*** RAW DATA ***

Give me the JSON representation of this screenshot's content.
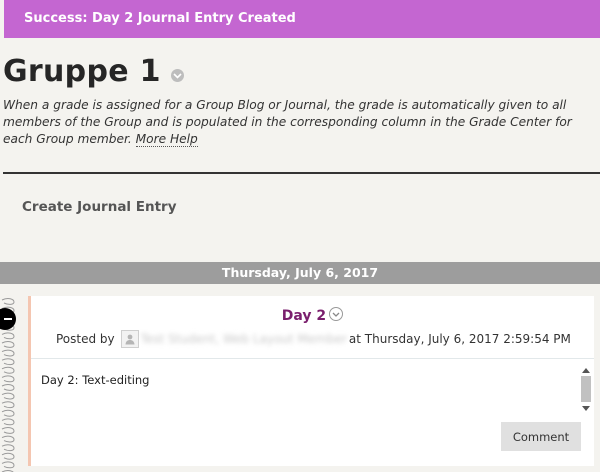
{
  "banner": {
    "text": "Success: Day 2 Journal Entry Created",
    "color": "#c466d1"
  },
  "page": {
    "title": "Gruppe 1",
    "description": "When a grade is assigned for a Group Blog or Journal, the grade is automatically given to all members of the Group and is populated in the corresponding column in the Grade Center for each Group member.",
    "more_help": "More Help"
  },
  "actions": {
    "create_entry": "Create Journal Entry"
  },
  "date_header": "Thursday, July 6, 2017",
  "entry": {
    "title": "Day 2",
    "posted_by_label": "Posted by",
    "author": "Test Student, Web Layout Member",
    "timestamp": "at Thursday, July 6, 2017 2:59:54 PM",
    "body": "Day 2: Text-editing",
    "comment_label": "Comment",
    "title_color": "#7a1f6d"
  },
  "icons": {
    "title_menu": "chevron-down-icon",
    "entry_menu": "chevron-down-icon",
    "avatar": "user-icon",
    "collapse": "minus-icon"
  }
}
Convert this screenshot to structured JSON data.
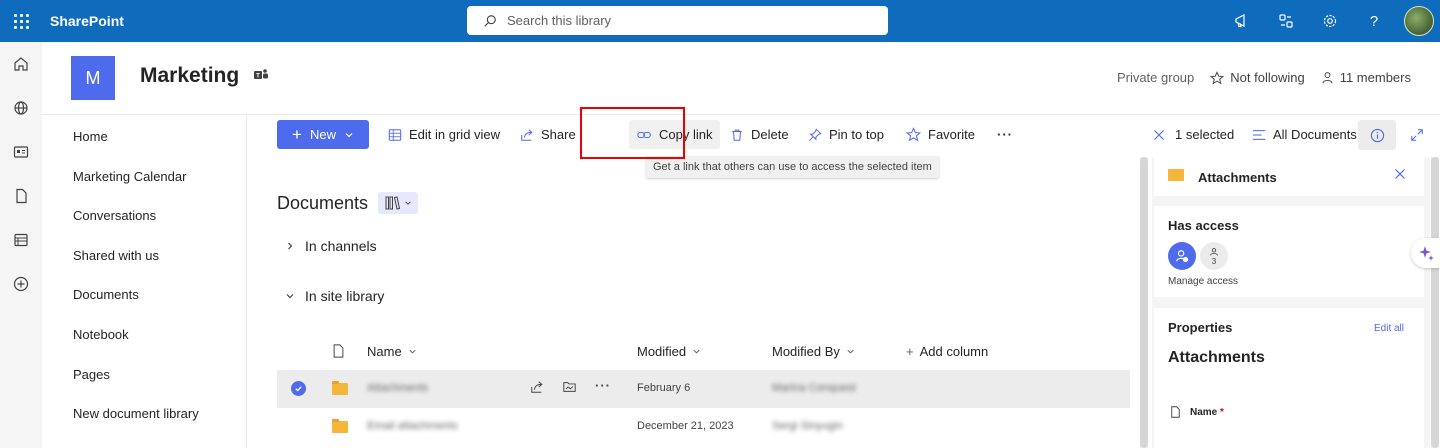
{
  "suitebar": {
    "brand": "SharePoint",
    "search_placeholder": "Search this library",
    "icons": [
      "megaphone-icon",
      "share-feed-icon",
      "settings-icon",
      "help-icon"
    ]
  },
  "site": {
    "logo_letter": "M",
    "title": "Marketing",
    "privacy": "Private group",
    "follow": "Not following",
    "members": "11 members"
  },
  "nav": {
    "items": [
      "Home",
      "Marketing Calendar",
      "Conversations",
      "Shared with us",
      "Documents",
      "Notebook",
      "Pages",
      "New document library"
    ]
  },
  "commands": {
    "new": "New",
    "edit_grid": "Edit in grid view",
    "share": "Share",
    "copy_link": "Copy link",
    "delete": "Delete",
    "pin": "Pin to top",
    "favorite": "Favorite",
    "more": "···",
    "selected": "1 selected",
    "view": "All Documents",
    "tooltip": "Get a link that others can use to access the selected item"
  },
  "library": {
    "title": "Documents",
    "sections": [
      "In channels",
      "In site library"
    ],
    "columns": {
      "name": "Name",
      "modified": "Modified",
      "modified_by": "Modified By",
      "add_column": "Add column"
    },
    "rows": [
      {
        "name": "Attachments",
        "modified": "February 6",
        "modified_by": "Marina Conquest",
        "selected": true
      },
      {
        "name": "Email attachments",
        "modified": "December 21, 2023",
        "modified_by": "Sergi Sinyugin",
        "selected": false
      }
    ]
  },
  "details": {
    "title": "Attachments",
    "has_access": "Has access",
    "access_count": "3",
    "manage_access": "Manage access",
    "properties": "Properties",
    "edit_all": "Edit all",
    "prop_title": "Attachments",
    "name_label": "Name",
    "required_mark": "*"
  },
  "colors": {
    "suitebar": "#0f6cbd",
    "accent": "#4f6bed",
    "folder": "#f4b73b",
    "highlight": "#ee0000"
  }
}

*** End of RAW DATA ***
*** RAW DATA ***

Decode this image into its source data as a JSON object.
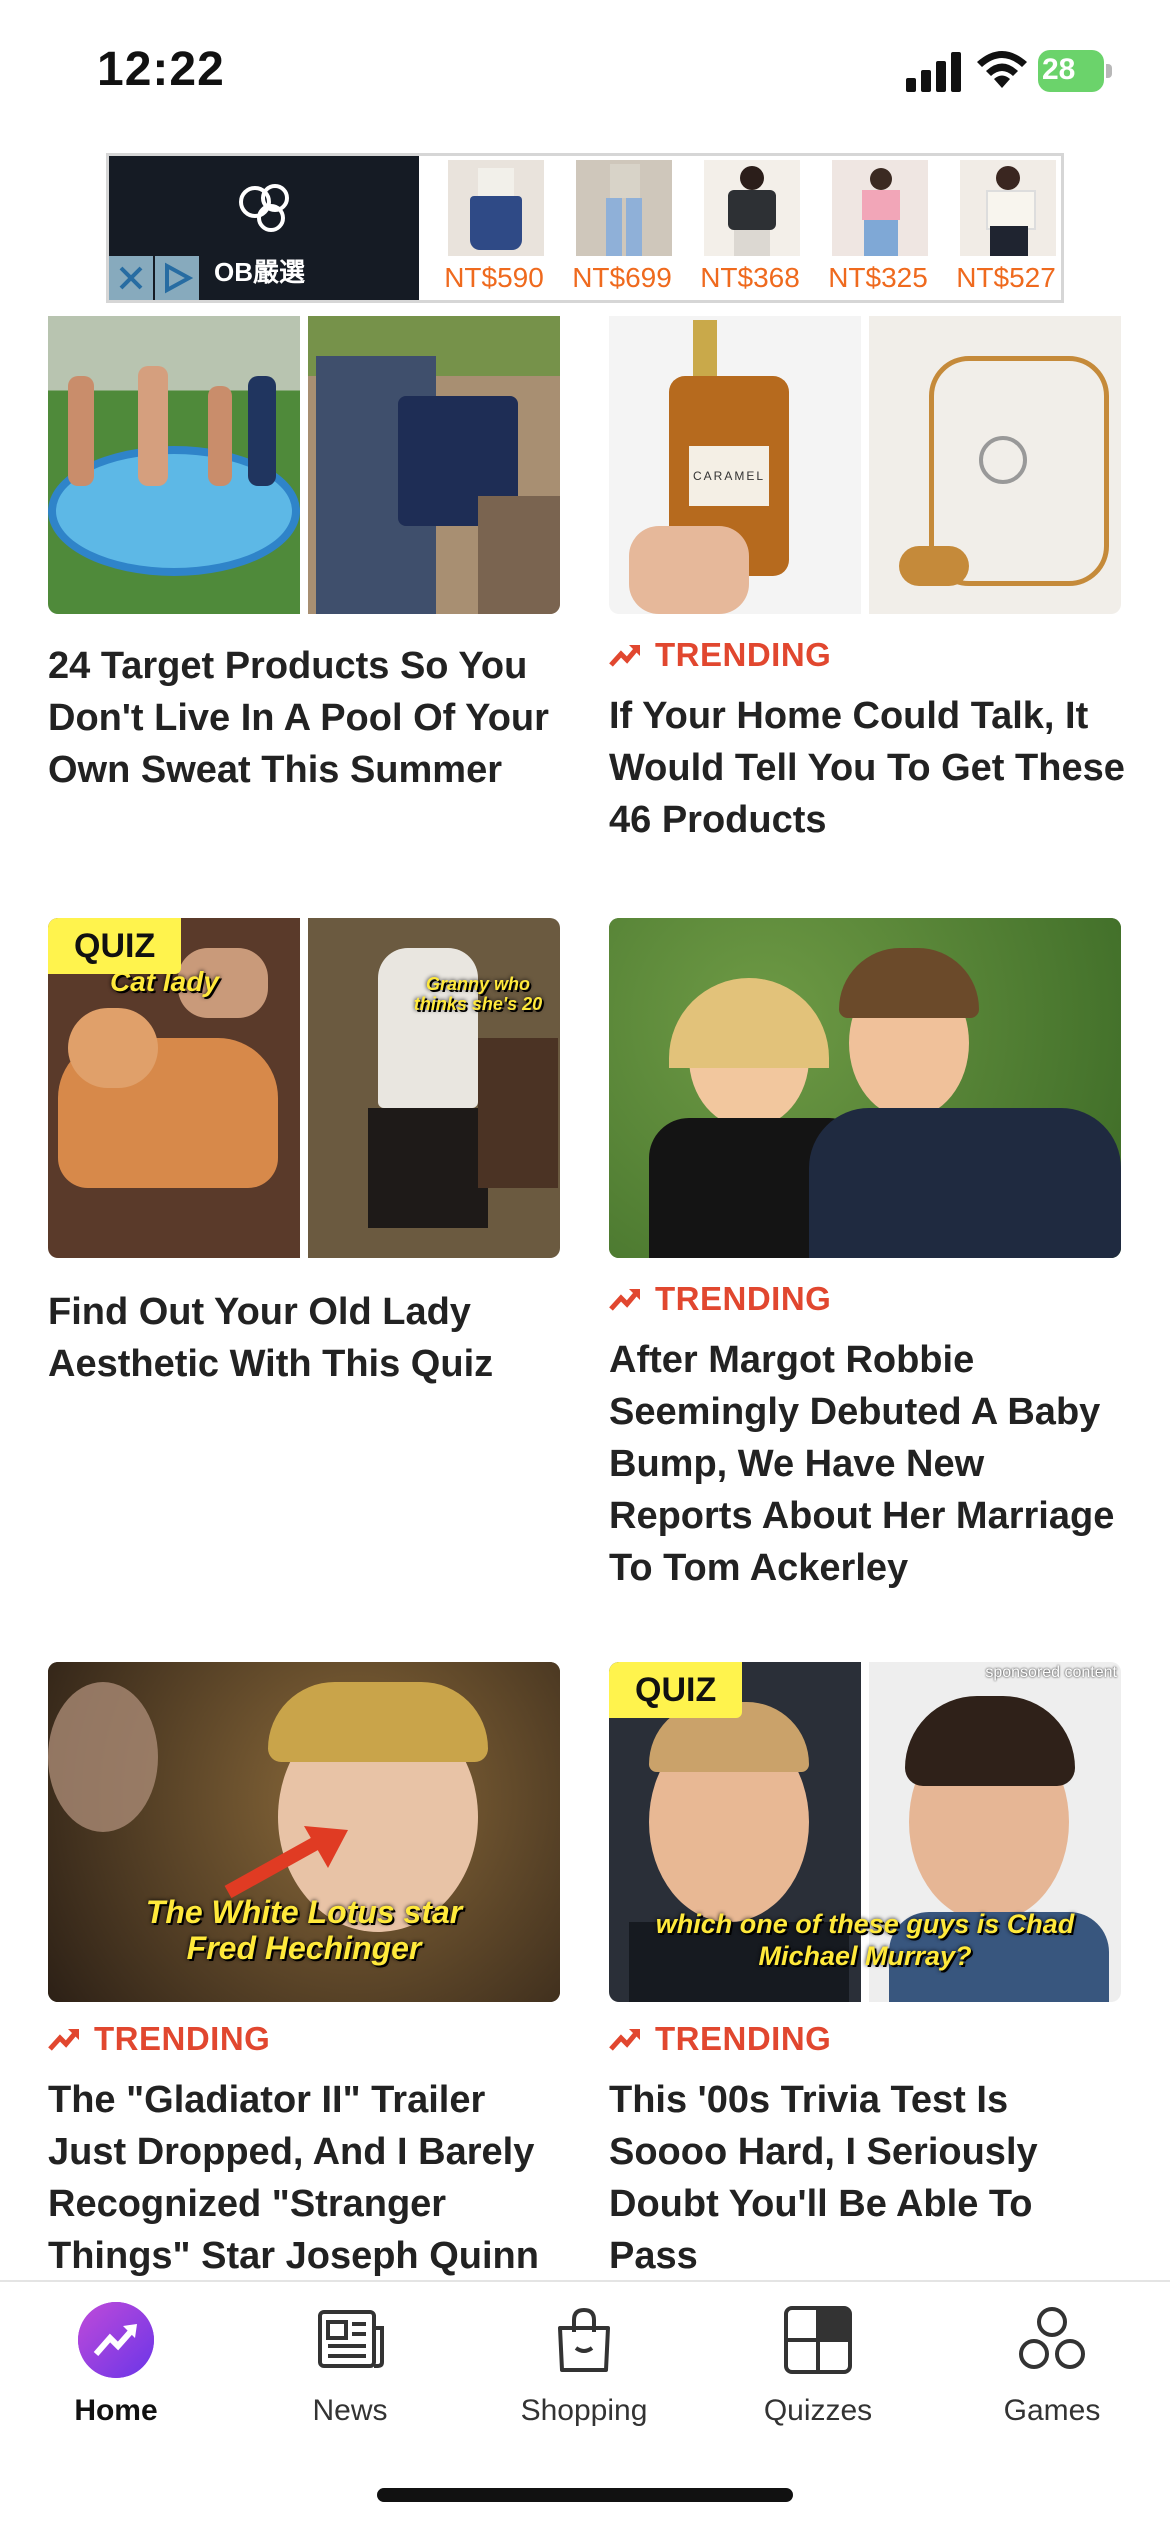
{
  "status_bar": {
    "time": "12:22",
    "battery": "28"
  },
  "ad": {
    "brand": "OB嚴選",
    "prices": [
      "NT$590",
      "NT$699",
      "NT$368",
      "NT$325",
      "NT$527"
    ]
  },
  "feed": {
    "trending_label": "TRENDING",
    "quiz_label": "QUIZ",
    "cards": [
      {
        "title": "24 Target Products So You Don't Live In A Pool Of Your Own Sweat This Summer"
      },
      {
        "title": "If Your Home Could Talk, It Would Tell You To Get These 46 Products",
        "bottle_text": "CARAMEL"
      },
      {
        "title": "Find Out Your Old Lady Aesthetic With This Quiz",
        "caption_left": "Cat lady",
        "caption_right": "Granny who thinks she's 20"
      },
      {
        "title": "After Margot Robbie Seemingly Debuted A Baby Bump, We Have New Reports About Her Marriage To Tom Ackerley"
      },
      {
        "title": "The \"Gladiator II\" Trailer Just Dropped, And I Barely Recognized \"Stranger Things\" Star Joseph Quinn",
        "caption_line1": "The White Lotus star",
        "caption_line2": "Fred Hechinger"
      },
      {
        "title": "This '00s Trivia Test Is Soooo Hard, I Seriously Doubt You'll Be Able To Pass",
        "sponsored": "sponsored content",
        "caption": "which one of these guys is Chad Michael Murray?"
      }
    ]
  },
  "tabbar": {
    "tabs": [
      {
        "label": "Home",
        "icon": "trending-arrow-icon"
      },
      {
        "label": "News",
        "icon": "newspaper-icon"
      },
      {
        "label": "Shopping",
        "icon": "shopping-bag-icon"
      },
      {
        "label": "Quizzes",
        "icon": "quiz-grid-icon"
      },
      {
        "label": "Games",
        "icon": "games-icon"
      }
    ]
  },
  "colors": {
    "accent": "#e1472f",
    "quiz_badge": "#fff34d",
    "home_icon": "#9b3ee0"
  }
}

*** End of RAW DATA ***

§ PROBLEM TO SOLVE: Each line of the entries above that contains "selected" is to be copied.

§ EXERCISE OUTPUT:
    "selected": "1 selected",
    "tooltip": "Get a link that others can use to access the selected item"
        "selected": true
        "selected": false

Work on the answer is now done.